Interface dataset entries

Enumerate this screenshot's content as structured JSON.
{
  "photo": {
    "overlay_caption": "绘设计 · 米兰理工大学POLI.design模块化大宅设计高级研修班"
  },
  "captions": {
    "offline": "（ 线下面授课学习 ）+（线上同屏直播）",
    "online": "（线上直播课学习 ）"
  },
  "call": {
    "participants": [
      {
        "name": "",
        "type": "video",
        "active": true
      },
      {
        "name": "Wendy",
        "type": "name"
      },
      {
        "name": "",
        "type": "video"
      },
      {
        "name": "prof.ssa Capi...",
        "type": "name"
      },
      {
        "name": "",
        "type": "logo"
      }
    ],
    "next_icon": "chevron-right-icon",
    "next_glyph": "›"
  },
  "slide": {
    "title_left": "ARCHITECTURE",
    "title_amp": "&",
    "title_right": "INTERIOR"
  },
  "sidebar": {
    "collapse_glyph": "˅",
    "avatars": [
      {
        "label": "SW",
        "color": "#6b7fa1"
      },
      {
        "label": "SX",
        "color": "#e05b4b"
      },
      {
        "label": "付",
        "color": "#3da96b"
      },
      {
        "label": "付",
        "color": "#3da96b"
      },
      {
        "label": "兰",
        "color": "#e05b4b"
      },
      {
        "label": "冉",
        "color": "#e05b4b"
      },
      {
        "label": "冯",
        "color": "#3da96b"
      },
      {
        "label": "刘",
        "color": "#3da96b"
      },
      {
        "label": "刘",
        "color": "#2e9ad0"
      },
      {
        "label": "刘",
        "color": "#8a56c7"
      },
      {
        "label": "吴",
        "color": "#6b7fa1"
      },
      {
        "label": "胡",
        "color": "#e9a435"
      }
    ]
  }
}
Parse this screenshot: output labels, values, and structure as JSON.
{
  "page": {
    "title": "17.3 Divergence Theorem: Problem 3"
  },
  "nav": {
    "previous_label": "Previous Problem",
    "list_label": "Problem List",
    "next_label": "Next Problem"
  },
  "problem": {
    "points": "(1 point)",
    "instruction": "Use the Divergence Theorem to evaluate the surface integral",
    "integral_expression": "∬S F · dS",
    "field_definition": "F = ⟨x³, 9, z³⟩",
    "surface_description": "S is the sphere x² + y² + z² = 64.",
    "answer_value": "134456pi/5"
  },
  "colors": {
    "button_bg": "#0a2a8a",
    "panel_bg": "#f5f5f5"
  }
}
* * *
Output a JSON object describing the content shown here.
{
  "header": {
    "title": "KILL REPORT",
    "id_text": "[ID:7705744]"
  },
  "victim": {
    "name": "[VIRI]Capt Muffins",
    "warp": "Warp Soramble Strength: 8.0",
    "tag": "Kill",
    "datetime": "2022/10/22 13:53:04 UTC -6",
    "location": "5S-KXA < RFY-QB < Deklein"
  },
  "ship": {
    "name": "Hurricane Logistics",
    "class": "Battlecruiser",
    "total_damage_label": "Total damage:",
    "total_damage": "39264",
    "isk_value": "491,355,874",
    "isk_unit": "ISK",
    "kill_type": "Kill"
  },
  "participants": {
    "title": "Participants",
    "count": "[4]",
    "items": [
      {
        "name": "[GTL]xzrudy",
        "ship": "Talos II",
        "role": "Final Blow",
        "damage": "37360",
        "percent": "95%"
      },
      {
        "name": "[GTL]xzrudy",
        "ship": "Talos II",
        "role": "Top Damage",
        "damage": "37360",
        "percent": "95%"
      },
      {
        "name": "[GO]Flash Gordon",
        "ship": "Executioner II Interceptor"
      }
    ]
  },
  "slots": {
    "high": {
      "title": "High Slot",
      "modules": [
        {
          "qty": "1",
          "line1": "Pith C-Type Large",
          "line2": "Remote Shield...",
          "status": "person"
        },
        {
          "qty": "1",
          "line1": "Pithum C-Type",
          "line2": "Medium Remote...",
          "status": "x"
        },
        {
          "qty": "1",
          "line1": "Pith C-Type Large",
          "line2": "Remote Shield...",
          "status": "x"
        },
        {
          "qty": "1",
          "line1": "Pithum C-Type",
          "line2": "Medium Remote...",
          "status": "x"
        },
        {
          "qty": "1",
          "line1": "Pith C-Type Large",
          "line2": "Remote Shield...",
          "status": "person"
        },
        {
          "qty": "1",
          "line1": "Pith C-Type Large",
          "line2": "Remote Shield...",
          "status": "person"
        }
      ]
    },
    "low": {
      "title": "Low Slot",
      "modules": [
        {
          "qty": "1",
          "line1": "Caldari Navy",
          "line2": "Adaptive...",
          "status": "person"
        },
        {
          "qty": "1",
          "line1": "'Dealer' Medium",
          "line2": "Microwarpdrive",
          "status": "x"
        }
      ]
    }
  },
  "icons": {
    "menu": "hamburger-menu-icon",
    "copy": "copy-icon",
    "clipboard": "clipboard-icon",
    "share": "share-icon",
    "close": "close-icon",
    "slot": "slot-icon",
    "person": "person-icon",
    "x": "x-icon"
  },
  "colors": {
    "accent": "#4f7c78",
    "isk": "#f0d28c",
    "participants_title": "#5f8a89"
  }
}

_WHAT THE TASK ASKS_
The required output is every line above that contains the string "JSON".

_EXERCISE SOLUTION_
Enumerate this screenshot's content as structured JSON.
Parse this screenshot: output labels, values, and structure as JSON.
Output a JSON object describing the content shown here.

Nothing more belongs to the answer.